This facility was built for the 2002 Winter Olympic games and now offers a variety of tours and visitor activities.  The park hosted bobsled, skeleton, luge, Nordic ski jump and Nordic combined events.

Today the venue is an active Official U.S. Olympic Training site providing a facilities for Olympic and development level athletes.  A very reasonably price shuttle tour of the property was next on our agenda. I think it was $5 or $10 each, for seniors.

Our shuttle driver was a former competitor who works here while he awaits his next gig. Too old to compete now, he is a sports announcer who has worked most Winter Olympics since 2002.  I forgot his name but he told me he expects to be called any moment for the next job.

As interesting as the shuttle driver was to talk to, the tour guide was equally as interesting visually. The tall, lanky self-described "ski bum" considers himself an old man among skiers. His knowledge of the property and the sports was impressive.

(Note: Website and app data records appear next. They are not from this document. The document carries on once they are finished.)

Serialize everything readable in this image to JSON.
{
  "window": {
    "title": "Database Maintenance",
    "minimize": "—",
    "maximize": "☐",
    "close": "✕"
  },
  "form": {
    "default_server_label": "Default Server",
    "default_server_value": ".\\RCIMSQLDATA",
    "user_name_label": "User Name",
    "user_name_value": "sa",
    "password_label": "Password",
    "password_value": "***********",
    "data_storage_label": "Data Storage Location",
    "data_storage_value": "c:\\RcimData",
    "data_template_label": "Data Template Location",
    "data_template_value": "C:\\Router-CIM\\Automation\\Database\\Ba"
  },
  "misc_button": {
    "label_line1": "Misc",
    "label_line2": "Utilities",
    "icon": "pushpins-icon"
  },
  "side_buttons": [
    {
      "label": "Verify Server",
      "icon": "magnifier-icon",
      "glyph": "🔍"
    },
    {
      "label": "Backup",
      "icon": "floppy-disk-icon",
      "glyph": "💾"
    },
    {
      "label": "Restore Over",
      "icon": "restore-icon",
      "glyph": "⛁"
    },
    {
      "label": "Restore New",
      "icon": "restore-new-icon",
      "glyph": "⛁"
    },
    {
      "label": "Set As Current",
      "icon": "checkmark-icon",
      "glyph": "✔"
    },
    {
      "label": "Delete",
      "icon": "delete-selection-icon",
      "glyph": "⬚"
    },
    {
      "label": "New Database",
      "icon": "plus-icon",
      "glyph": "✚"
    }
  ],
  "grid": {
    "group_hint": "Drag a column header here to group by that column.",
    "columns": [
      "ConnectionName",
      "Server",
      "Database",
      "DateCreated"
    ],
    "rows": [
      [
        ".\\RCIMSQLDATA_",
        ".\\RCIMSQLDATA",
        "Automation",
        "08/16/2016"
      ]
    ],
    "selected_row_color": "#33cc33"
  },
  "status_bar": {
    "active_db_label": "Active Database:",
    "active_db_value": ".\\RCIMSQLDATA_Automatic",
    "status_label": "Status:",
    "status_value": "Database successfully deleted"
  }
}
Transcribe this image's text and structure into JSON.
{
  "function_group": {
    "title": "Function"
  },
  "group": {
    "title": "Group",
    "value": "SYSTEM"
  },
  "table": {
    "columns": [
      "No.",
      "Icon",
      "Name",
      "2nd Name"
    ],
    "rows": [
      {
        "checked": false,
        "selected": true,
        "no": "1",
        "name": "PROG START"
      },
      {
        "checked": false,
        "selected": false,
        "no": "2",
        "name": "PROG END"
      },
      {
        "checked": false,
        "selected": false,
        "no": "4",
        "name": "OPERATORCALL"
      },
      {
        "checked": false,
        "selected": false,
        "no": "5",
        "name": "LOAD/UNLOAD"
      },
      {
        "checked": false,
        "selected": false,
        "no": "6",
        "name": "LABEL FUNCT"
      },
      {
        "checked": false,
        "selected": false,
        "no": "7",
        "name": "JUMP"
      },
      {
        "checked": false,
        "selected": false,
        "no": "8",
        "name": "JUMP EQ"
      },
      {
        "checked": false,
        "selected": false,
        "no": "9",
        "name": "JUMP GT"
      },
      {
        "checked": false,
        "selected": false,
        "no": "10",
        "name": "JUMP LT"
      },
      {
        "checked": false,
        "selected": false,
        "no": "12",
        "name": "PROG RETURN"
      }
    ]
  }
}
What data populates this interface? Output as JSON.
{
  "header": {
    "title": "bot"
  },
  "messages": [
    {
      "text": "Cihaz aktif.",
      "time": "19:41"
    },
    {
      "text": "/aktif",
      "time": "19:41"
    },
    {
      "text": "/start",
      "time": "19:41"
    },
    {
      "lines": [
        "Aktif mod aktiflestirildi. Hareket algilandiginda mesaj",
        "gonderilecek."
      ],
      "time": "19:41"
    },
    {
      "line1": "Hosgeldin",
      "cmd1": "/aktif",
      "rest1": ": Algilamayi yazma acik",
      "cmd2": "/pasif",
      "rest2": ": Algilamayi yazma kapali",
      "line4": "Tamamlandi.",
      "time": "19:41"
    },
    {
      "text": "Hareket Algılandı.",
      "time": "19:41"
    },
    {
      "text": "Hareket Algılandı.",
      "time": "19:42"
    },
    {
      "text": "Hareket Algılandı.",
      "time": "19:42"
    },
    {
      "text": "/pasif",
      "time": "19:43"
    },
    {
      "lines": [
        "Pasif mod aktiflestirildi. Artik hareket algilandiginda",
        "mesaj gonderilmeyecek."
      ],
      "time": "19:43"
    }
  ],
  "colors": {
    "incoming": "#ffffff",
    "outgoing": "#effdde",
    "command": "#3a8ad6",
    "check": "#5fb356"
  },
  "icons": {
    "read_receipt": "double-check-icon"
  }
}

Pam and Ernie listen intently to some of many winter sports facts as explained by our guide, whose name I have forgotten. 
A few facts about the 2002 Winter Olympics:  The area formed a ring of five connecting cities, with metro Salt Lake serving as the center ring. These northern most city was Ogden -- Provo and Orem were in the south. Park City and Heber were the easterly rings while Kearns and West Valley City served as the westernmost rings.  The Olympic area was 70 miles long and 50 miles wide. Olympic Village was on the campus of the University of Utah in Salt Lake City.

Our guide narrated as the shuttle took us up the mountain side to Bobsled Plaza where the bobsled, luge and skeleton events begin.

Ongoing activities for summer visitors on the Olympic property began the week we were there. Alpine slide, biking and hiking trails, a mountain challenge and adventure course are available to the public. During Charlie's first visit here, he took one of the bobsled ride and said it was exciting but rough. A zipline is on the property but was not functioning when we were there.

View looking down over the bobsled course

Men's luge start is the white ramp to the left. Women's luge start is to the right. 
The shuttle took us on to Peak Plaza where this K-120 Ski Jump view awaited those of us willing to look. Gulp. No, I can't imagine how it would feel...

Looking out over some lower, smaller ski jumps and the beautiful Utah countryside. 
In the picture above, the grassy area to the right, near the road, had been an Olympic event parking area in the winter of 2002.  It was taken up after the games.

Our time together was winding down during the week at Park City. Wayne and I will move along to Brigham City, Utah, where the lower elevation should translate into warmer days. The two other couples will stay on in Park City for a few weeks before they go on to the Grand Tetons and Yellowstone.

We did get one more short afternoon together at Brigham City, where we did, of course, go out to eat. As so often happens, we found a terrific restaurant at Maddox Ranch House. Oh... so good.